Element data from apps and pages
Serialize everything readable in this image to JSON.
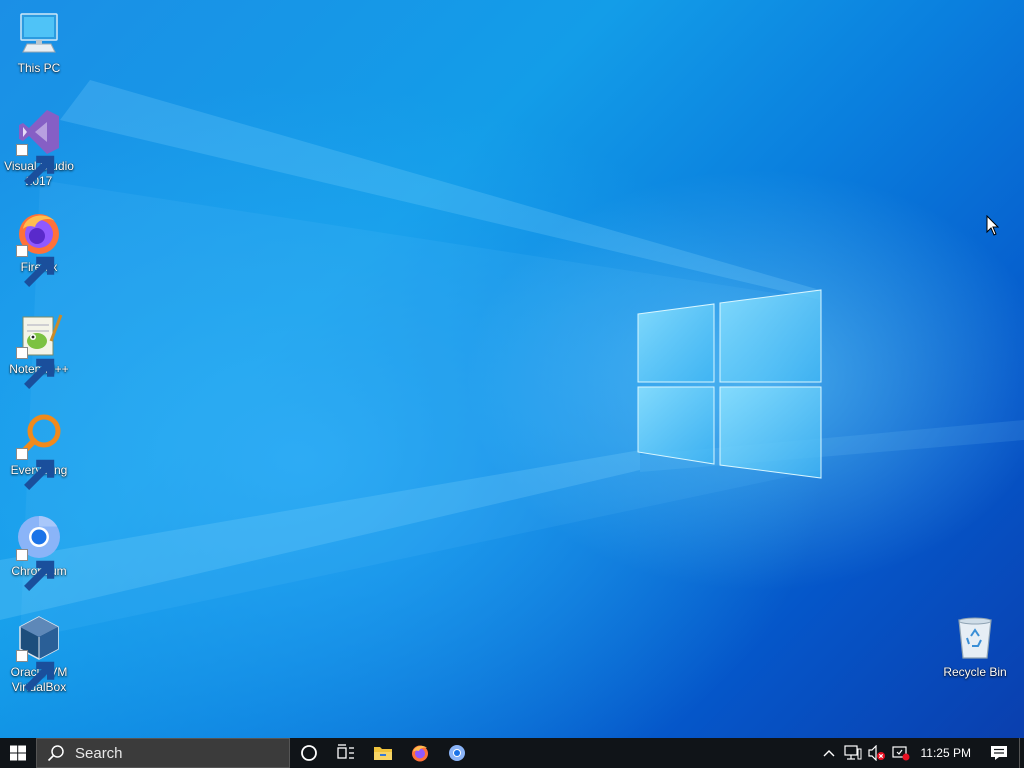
{
  "desktop": {
    "icons": [
      {
        "label": "This PC",
        "icon": "this-pc-icon"
      },
      {
        "label": "Visual Studio 2017",
        "icon": "visual-studio-icon"
      },
      {
        "label": "Firefox",
        "icon": "firefox-icon"
      },
      {
        "label": "Notepad++",
        "icon": "notepad-plus-plus-icon"
      },
      {
        "label": "Everything",
        "icon": "everything-search-icon"
      },
      {
        "label": "Chromium",
        "icon": "chromium-icon"
      },
      {
        "label": "Oracle VM VirtualBox",
        "icon": "virtualbox-icon"
      }
    ],
    "recycle_bin": {
      "label": "Recycle Bin",
      "icon": "recycle-bin-icon"
    }
  },
  "taskbar": {
    "search_placeholder": "Search",
    "pinned": [
      "cortana-icon",
      "task-view-icon",
      "file-explorer-icon",
      "firefox-icon",
      "chromium-icon"
    ],
    "tray_icons": [
      "chevron-up-icon",
      "network-icon",
      "volume-muted-icon",
      "security-warning-icon"
    ],
    "clock": "11:25 PM"
  },
  "colors": {
    "taskbar": "#101418",
    "search_box": "#3b3b3b",
    "desktop_accent": "#0a7fde"
  }
}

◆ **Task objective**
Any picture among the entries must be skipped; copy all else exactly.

◆ **Task result**
Serialize everything readable in this image to JSON.
{
  "desktop": {
    "icons": [
      {
        "label": "This PC",
        "icon": "this-pc-icon"
      },
      {
        "label": "Visual Studio 2017",
        "icon": "visual-studio-icon"
      },
      {
        "label": "Firefox",
        "icon": "firefox-icon"
      },
      {
        "label": "Notepad++",
        "icon": "notepad-plus-plus-icon"
      },
      {
        "label": "Everything",
        "icon": "everything-search-icon"
      },
      {
        "label": "Chromium",
        "icon": "chromium-icon"
      },
      {
        "label": "Oracle VM VirtualBox",
        "icon": "virtualbox-icon"
      }
    ],
    "recycle_bin": {
      "label": "Recycle Bin",
      "icon": "recycle-bin-icon"
    }
  },
  "taskbar": {
    "search_placeholder": "Search",
    "pinned": [
      "cortana-icon",
      "task-view-icon",
      "file-explorer-icon",
      "firefox-icon",
      "chromium-icon"
    ],
    "tray_icons": [
      "chevron-up-icon",
      "network-icon",
      "volume-muted-icon",
      "security-warning-icon"
    ],
    "clock": "11:25 PM"
  },
  "colors": {
    "taskbar": "#101418",
    "search_box": "#3b3b3b",
    "desktop_accent": "#0a7fde"
  }
}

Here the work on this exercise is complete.